“Our goal through this process is to repurpose or recycle as many items and materials as possible,” Gildersleeve said. “We’ve also worked closely with university partners and city officials to come up with the most cost-effective way to dispose of materials that cannot be reused.”
As the demolition moves forward, the university will announce details on the implosion date, plans to protect buildings near the towers, and how the public can safely watch the buildings fall. When the demolition and cleanup are complete, the Cather-Pound site will be converted into green space. The university does not have immediate plans for a new building on the site.

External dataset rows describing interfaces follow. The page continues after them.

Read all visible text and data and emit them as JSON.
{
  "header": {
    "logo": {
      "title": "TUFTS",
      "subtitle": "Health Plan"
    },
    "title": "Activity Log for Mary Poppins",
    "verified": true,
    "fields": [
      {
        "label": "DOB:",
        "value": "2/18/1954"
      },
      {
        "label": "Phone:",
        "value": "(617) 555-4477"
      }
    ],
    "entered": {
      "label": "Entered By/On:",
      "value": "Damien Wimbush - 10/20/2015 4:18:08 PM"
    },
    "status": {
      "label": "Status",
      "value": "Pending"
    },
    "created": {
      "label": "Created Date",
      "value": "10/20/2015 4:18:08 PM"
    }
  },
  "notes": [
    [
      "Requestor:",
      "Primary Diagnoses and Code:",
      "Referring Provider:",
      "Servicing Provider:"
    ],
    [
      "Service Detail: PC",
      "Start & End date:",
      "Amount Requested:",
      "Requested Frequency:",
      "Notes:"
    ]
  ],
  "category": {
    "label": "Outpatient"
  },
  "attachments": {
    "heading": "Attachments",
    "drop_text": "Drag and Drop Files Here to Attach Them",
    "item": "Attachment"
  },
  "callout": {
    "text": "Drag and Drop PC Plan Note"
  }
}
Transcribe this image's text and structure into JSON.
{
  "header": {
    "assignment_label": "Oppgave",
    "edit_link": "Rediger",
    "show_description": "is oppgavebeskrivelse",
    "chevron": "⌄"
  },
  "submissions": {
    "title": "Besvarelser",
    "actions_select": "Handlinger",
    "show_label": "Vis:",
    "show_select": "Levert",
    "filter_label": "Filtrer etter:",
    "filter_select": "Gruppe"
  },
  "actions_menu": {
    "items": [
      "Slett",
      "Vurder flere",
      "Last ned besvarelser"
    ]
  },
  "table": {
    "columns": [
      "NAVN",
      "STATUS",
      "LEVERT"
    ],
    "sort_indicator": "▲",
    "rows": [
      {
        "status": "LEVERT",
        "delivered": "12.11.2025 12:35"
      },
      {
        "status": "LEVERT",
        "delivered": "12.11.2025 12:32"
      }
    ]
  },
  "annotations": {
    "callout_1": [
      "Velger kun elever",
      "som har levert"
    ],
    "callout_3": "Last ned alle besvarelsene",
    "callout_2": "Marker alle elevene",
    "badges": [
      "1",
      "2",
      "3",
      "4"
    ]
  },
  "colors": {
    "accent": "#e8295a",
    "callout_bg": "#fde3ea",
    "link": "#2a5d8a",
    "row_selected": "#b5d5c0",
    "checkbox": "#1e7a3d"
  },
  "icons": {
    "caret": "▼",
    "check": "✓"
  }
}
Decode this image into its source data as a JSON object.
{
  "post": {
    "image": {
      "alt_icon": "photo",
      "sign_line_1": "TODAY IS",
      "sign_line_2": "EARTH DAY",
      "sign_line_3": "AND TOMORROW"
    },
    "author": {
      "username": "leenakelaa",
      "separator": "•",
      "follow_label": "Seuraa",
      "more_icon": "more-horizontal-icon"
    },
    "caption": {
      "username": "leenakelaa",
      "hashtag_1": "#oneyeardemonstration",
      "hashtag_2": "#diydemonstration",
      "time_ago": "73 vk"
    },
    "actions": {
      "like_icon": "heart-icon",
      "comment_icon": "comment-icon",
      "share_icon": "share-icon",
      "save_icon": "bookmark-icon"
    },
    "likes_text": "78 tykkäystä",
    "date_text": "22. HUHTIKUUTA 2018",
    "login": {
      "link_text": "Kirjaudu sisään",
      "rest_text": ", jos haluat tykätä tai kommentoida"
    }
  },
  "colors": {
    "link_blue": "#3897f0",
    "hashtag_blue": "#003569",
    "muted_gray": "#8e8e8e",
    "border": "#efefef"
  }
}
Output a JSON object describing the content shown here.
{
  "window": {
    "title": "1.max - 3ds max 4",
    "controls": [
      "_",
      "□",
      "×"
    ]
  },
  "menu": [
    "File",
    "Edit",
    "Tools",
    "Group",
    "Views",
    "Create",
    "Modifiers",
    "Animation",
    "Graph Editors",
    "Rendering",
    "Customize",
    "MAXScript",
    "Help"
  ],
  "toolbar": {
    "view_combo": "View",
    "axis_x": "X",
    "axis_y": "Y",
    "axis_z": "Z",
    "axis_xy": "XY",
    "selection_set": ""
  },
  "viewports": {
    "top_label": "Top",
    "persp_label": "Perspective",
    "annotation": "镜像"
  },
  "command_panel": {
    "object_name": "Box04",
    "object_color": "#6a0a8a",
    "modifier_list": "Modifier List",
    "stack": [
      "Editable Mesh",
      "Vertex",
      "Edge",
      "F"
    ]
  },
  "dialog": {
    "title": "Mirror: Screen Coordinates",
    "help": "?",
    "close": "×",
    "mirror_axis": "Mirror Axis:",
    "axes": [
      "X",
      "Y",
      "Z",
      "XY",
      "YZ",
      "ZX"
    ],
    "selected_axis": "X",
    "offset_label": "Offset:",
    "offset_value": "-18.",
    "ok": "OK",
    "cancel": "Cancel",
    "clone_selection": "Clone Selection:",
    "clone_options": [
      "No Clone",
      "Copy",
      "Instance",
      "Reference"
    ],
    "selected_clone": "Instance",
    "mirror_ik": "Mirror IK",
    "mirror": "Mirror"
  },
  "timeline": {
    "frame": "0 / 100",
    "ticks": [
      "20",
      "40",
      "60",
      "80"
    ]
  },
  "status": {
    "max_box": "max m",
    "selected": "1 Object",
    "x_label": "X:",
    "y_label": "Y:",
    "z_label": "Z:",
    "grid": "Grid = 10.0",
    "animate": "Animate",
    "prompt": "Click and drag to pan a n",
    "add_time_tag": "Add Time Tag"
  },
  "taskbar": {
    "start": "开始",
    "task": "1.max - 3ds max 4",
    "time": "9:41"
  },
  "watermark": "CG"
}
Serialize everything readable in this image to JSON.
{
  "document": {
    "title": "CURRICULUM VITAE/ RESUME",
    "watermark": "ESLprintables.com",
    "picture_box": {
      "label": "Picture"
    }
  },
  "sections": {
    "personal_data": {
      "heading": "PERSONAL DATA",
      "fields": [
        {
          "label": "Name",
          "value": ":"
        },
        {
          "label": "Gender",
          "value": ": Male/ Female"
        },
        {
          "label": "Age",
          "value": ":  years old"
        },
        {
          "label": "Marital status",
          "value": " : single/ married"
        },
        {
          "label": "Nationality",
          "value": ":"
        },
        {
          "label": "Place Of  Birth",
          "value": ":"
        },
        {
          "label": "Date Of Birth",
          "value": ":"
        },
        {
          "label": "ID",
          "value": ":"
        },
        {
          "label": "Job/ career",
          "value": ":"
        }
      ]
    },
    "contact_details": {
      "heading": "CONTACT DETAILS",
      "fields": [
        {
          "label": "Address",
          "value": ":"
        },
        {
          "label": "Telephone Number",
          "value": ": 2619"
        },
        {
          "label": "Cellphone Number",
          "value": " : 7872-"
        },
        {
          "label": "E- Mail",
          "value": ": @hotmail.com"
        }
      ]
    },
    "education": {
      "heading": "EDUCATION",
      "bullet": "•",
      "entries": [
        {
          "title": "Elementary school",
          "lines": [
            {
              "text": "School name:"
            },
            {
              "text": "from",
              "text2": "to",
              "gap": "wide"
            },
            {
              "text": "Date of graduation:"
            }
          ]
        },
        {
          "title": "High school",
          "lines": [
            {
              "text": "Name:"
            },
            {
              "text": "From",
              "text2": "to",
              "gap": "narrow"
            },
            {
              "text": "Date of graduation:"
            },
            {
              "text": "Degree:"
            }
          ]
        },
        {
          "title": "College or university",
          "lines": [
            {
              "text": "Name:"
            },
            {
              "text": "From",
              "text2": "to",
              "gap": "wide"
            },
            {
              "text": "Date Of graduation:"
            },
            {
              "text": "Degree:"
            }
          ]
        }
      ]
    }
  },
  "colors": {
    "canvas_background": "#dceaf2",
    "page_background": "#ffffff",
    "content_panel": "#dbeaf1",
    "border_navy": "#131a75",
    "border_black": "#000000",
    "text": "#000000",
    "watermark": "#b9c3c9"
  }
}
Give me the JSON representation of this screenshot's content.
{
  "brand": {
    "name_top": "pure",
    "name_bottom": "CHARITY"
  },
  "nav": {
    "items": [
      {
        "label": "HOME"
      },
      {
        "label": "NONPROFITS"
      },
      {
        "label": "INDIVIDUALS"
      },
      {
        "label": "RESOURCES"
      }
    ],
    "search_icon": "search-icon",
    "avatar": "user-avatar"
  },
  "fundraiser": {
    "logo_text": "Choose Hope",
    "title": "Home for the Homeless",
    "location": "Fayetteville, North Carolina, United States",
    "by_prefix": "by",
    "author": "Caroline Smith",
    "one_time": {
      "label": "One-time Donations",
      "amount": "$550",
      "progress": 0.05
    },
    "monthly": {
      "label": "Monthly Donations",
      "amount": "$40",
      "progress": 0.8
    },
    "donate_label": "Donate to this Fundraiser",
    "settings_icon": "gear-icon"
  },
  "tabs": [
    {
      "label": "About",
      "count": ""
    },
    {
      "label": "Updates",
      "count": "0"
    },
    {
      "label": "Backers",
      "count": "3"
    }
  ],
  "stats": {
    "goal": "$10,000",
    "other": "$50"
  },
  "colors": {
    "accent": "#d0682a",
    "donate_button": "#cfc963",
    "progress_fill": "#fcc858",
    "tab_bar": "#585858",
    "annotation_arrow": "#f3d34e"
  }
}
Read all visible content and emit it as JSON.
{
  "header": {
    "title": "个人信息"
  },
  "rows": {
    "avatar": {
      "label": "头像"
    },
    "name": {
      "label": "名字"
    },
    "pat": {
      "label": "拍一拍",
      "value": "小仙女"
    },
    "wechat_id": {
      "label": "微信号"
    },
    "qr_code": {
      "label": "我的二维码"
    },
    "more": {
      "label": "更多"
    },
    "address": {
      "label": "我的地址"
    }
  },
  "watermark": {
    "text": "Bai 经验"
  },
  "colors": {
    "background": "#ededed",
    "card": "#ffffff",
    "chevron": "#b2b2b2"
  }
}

Overall, housing officials said the process to raze the Cather-Pound complex has been a rewarding team effort between university units, city offices, consultants and federal organizations. Along with housing, key campus units that have contributed include facilities planning and construction, environmental health and safety, and inventory.
“This has been an exhaustive two-year process of educating ourselves, exploring various options, and finding the safest and most cost-effective method to bring down these buildings,” said Brian Shanks, associate director of housing business and fiscal operations. “Now, excitement is building as we continue to finalize details.
“It is going to be very rewarding to see all of this work between university and off-campus partners come together for the safe removal of these buildings.”
For more information about the Cather-Pound demolition project, click here.